Work instruction:
Lines below that include the word "shoulder" should each be copied.

Element data from apps and pages:
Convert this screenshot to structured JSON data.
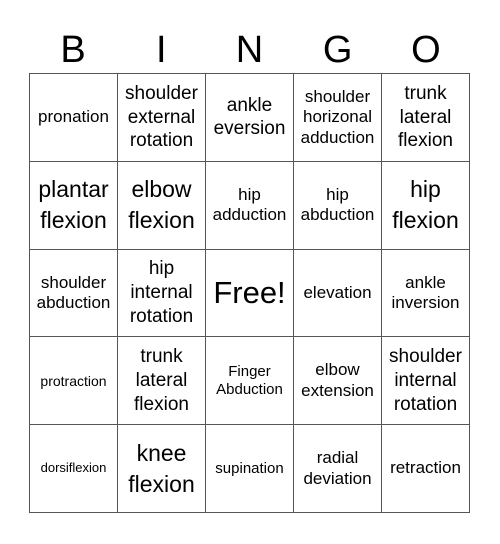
{
  "header": {
    "letters": [
      "B",
      "I",
      "N",
      "G",
      "O"
    ]
  },
  "grid": {
    "rows": [
      [
        "pronation",
        "shoulder external rotation",
        "ankle eversion",
        "shoulder horizonal adduction",
        "trunk lateral flexion"
      ],
      [
        "plantar flexion",
        "elbow flexion",
        "hip adduction",
        "hip abduction",
        "hip flexion"
      ],
      [
        "shoulder abduction",
        "hip internal rotation",
        "Free!",
        "elevation",
        "ankle inversion"
      ],
      [
        "protraction",
        "trunk lateral flexion",
        "Finger Abduction",
        "elbow extension",
        "shoulder internal rotation"
      ],
      [
        "dorsiflexion",
        "knee flexion",
        "supination",
        "radial deviation",
        "retraction"
      ]
    ]
  },
  "colors": {
    "grid_line": "#555555",
    "text": "#000000",
    "background": "#ffffff"
  }
}
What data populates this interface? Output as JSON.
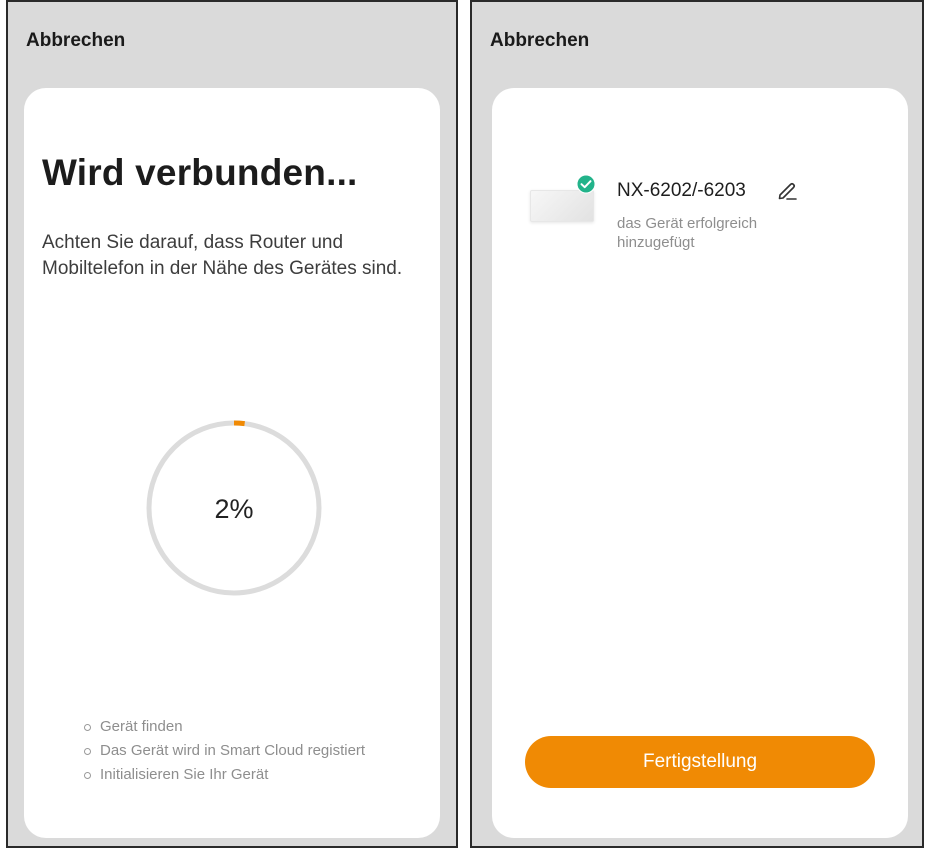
{
  "left_screen": {
    "cancel_label": "Abbrechen",
    "title": "Wird verbunden...",
    "subtitle": "Achten Sie darauf, dass Router und Mobiltelefon in der Nähe des Gerätes sind.",
    "progress": {
      "value_percent": 2,
      "label": "2%",
      "track_color": "#dcdcdc",
      "fill_color": "#f08a04"
    },
    "steps": [
      "Gerät finden",
      "Das Gerät wird in Smart Cloud registiert",
      "Initialisieren Sie Ihr Gerät"
    ]
  },
  "right_screen": {
    "cancel_label": "Abbrechen",
    "device": {
      "name": "NX-6202/-6203",
      "status": "das Gerät erfolgreich hinzugefügt",
      "badge_icon": "check-circle-icon",
      "edit_icon": "pencil-icon",
      "badge_color": "#22b38a"
    },
    "finish_button_label": "Fertigstellung",
    "accent_color": "#f08a04"
  }
}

Response to the exercise:
        "shoulder external rotation",
        "shoulder horizonal adduction",
        "shoulder abduction",
        "shoulder internal rotation"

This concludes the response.